In 2006, Souhair Khatib went to a jail in Orange County, California to ask for more time to complete her community service. She wound up being jailed for several hours, and deputies made her take off her hijab, though she told them it's against her religious beliefs to remove her head scarf in public. Her case was dismissed twice when courts found that a holding cell is a some kind of special zone where laws that allow prisoners to wear religious garmets don't apply. Today the U.S. Supreme Court reviewed her case, and ruled that she can go ahead with her lawsuit against the jail.
The Associated Press reports that in 2006, Khatib and her husband, who emigrated from Lebanon then became U.S. citizens, pleaded guilty to misdemeanor welfare fraud. They were sentenced the three years of probation and given 120 days to complete 30 days of community service. Two days before the deadline, Khatib went to the court to ask for an extension. When he found out that she had only completed 15 hours of community service, he revoked her probation and had her jailed. Later that day she was brought into court without her hijab, and the judge granted her request for an extension.
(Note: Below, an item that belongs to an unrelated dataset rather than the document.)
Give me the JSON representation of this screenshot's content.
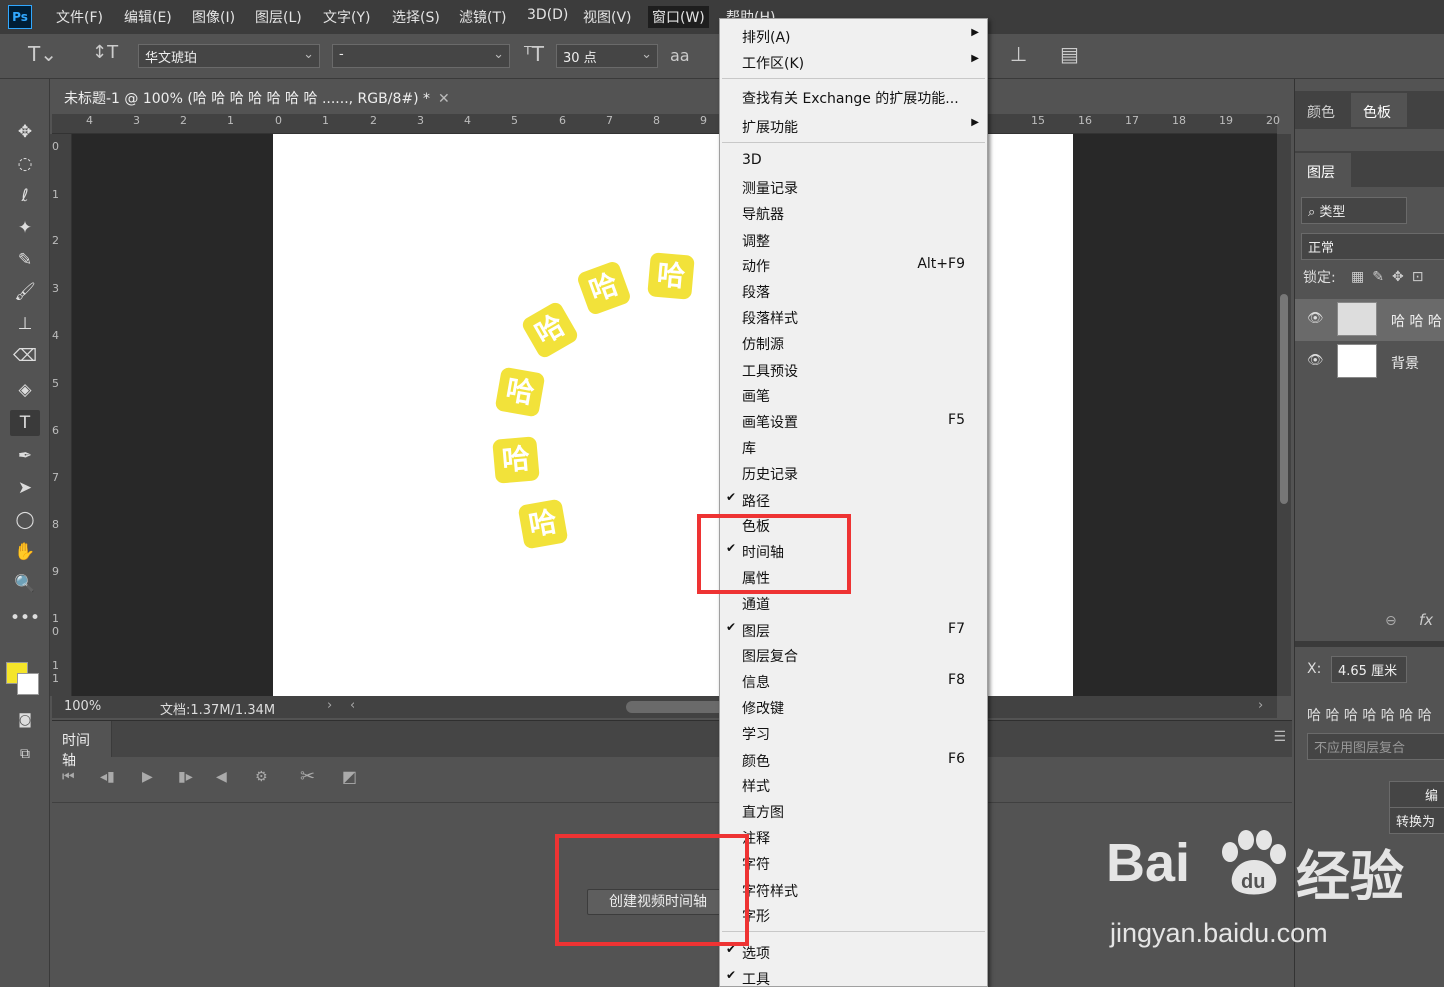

At the time, an ACLU attorney representing Khatib said that deputies ordered her to remove her hijab because it could be used to choke someone. That might make sense, but another woman in the cell was wearing fishnet stockings and all the men were allowed to keep their shoelaces. Khatib's attorney says this is a "pretty blatant example of discrimination against Muslims," but it sounds like the deputies were just big fans of action films. When choking people out, movie henchmen usually use Muslim women's headcoverings, not a thin piece of rope.
Khatib's case will now go back to district court, but her lawyer says she hopes to resolve it ouside the courtroom, as her original intent was just to make the sheriff's department drop the ban on wearing the hijab in holding cells. She says, "They humiliated me. We have the right to [wear] our scarves."
Image via Mikhail Levit/Shutterstock.